* [Exercise data]:

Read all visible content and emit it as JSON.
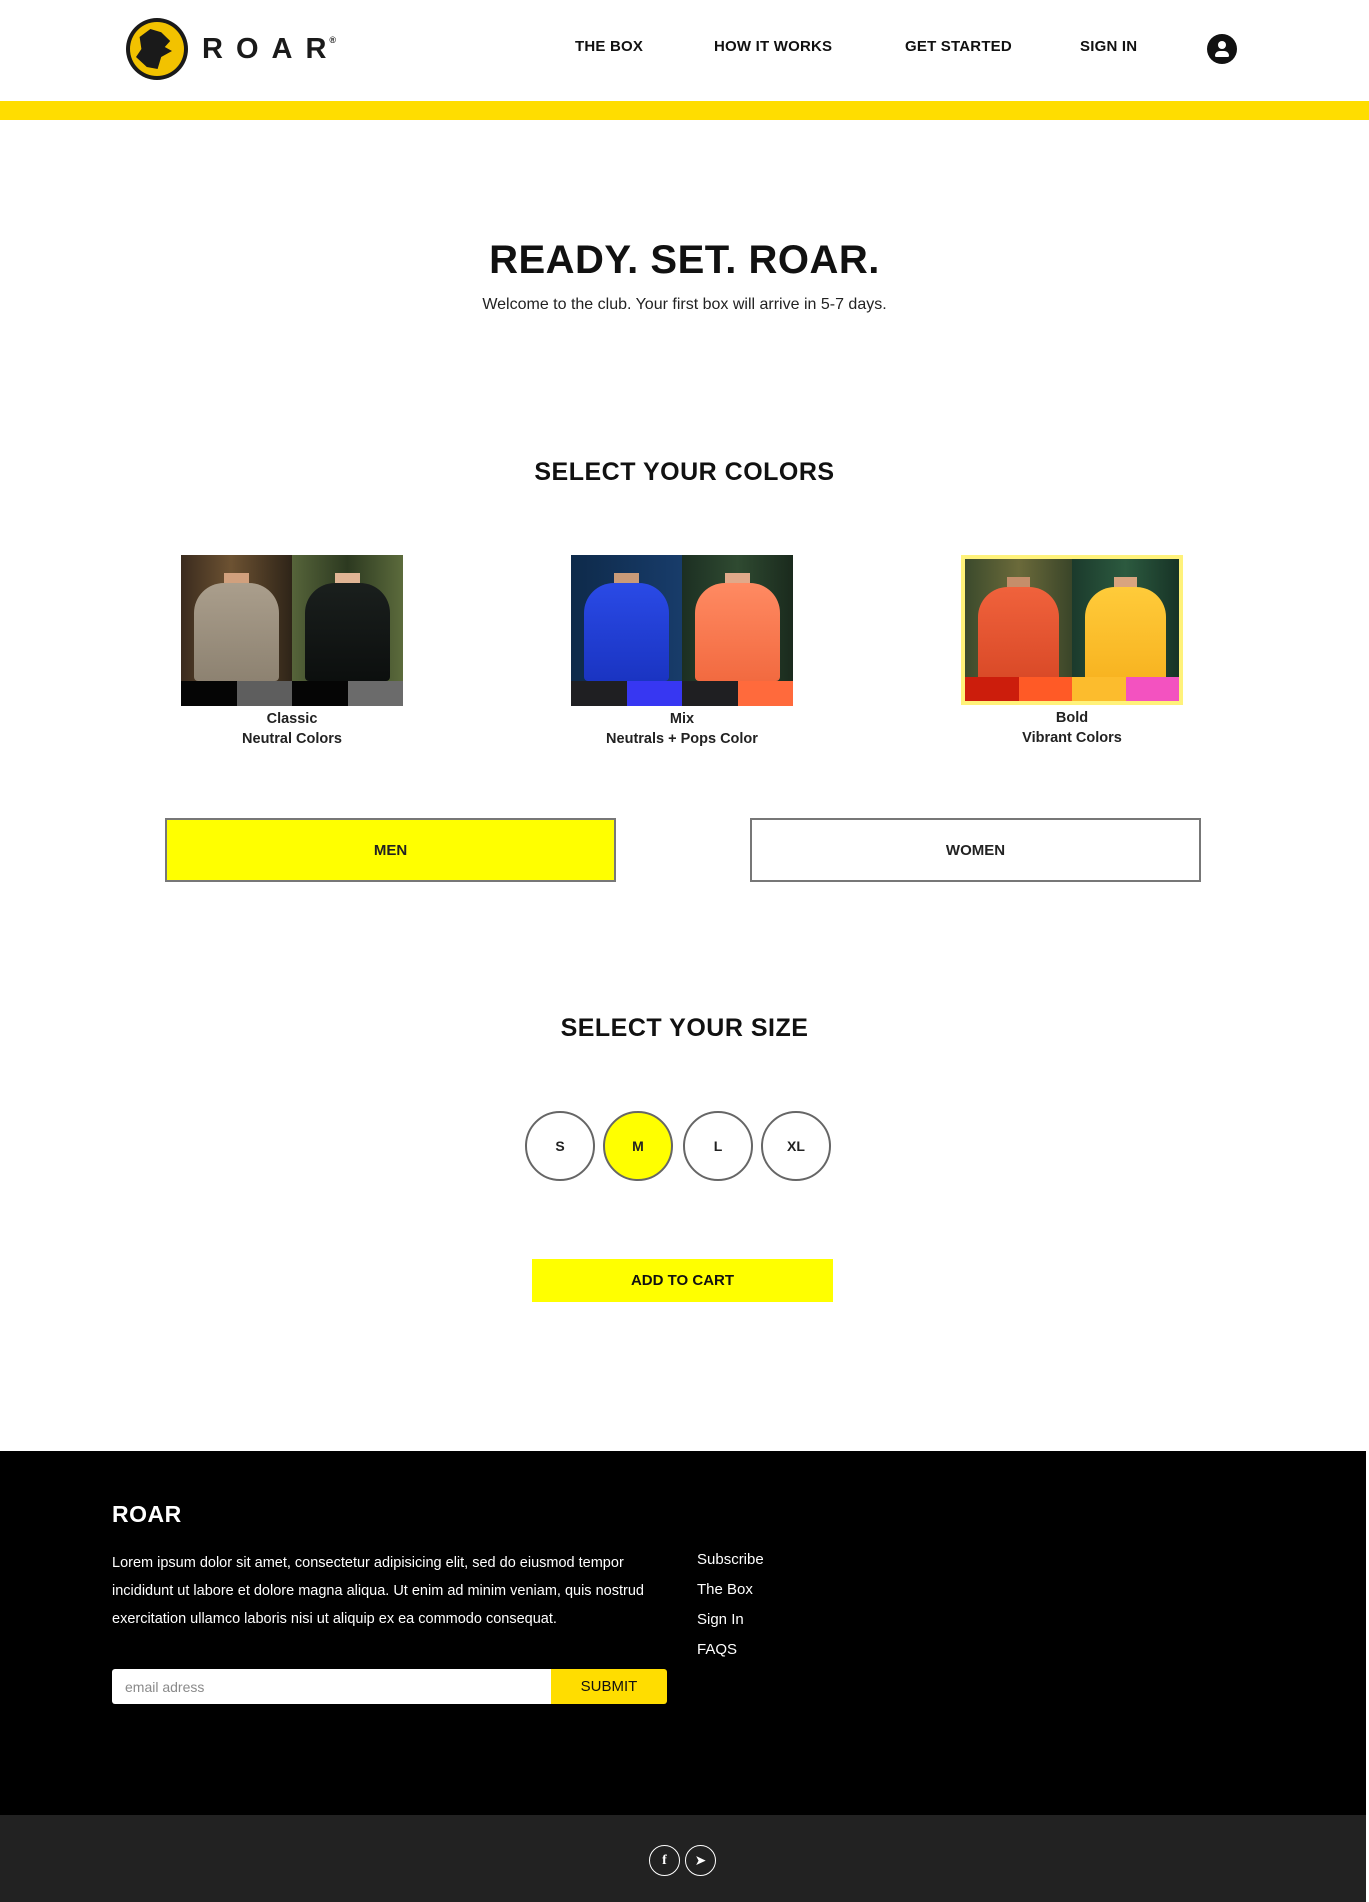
{
  "header": {
    "brand": "ROAR",
    "brand_mark": "®",
    "nav": [
      "THE BOX",
      "HOW IT WORKS",
      "GET STARTED",
      "SIGN IN"
    ],
    "account_icon": "account-circle-icon",
    "accent_color": "#ffdd00"
  },
  "hero": {
    "title": "READY. SET. ROAR.",
    "subtitle": "Welcome to the club. Your first box will arrive in 5-7 days."
  },
  "colors_section": {
    "title": "SELECT YOUR COLORS",
    "options": [
      {
        "name": "Classic",
        "description": "Neutral Colors",
        "selected": false,
        "swatches": [
          "#050505",
          "#5e5e5e",
          "#050505",
          "#6b6b6b"
        ],
        "shirt_colors": [
          "#9a8f7e",
          "#111614"
        ]
      },
      {
        "name": "Mix",
        "description": "Neutrals + Pops Color",
        "selected": false,
        "swatches": [
          "#1f1f22",
          "#3737f2",
          "#1f1f22",
          "#ff6a3c"
        ],
        "shirt_colors": [
          "#1f3fd8",
          "#ff7a4f"
        ]
      },
      {
        "name": "Bold",
        "description": "Vibrant Colors",
        "selected": true,
        "swatches": [
          "#cc1d0c",
          "#ff5a26",
          "#fcbc2d",
          "#f352c0"
        ],
        "shirt_colors": [
          "#e8522e",
          "#ffbf2e"
        ]
      }
    ]
  },
  "gender": {
    "options": [
      "MEN",
      "WOMEN"
    ],
    "selected": "MEN"
  },
  "size_section": {
    "title": "SELECT YOUR SIZE",
    "options": [
      "S",
      "M",
      "L",
      "XL"
    ],
    "selected": "M"
  },
  "cart": {
    "label": "ADD TO CART"
  },
  "footer": {
    "brand": "ROAR",
    "text": "Lorem ipsum dolor sit amet, consectetur adipisicing elit, sed do eiusmod tempor incididunt ut labore et dolore magna aliqua. Ut enim ad minim veniam, quis nostrud exercitation ullamco laboris nisi ut aliquip ex ea commodo consequat.",
    "email_placeholder": "email adress",
    "submit_label": "SUBMIT",
    "links": [
      "Subscribe",
      "The Box",
      "Sign In",
      "FAQS"
    ]
  },
  "social": {
    "icons": [
      "facebook-icon",
      "telegram-icon"
    ],
    "facebook_glyph": "f",
    "telegram_glyph": "➤"
  }
}
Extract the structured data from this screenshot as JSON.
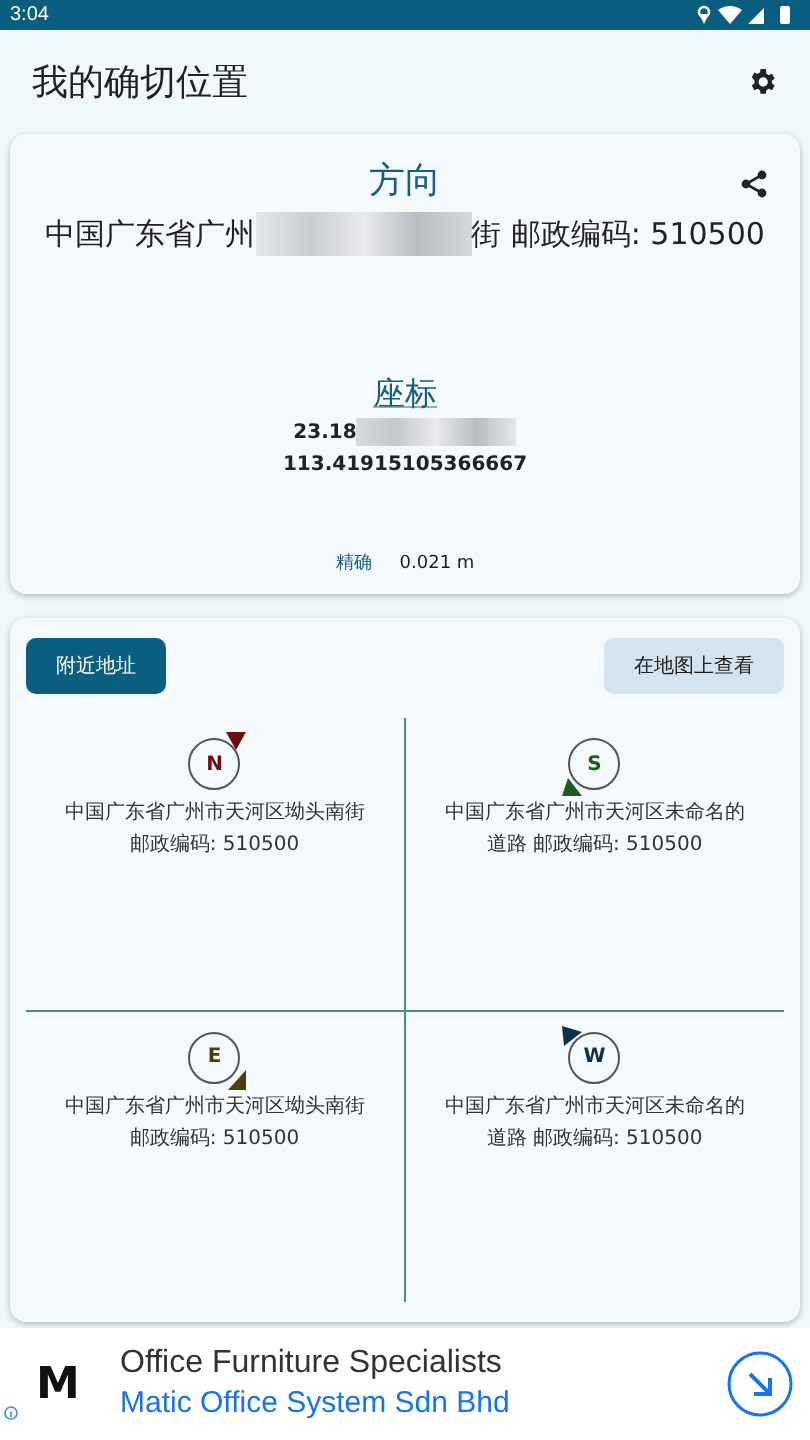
{
  "status_bar": {
    "time": "3:04"
  },
  "app_bar": {
    "title": "我的确切位置"
  },
  "location_card": {
    "heading": "方向",
    "address_prefix": "中国广东省广州",
    "address_suffix": "街 邮政编码: 510500",
    "coords_heading": "座标",
    "latitude": "23.18",
    "longitude": "113.41915105366667",
    "accuracy_label": "精确",
    "accuracy_value": "0.021 m"
  },
  "nearby": {
    "tabs": [
      {
        "label": "附近地址",
        "selected": true
      },
      {
        "label": "在地图上查看",
        "selected": false
      }
    ],
    "places": [
      {
        "letter": "N",
        "kind": "ne",
        "color": "#6b0f0f",
        "address_lines": [
          "中国广东省广州市天河区坳头南街",
          "邮政编码: 510500"
        ]
      },
      {
        "letter": "S",
        "kind": "sw",
        "color": "#1f5a1f",
        "address_lines": [
          "中国广东省广州市天河区未命名的",
          "道路 邮政编码: 510500"
        ]
      },
      {
        "letter": "E",
        "kind": "se",
        "color": "#4a3f10",
        "address_lines": [
          "中国广东省广州市天河区坳头南街",
          "邮政编码: 510500"
        ]
      },
      {
        "letter": "W",
        "kind": "nw",
        "color": "#12304a",
        "address_lines": [
          "中国广东省广州市天河区未命名的",
          "道路 邮政编码: 510500"
        ]
      }
    ]
  },
  "ad": {
    "logo": "M",
    "title": "Office Furniture Specialists",
    "subtitle": "Matic Office System Sdn Bhd"
  }
}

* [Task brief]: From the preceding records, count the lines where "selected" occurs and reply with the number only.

* [Solution]: 7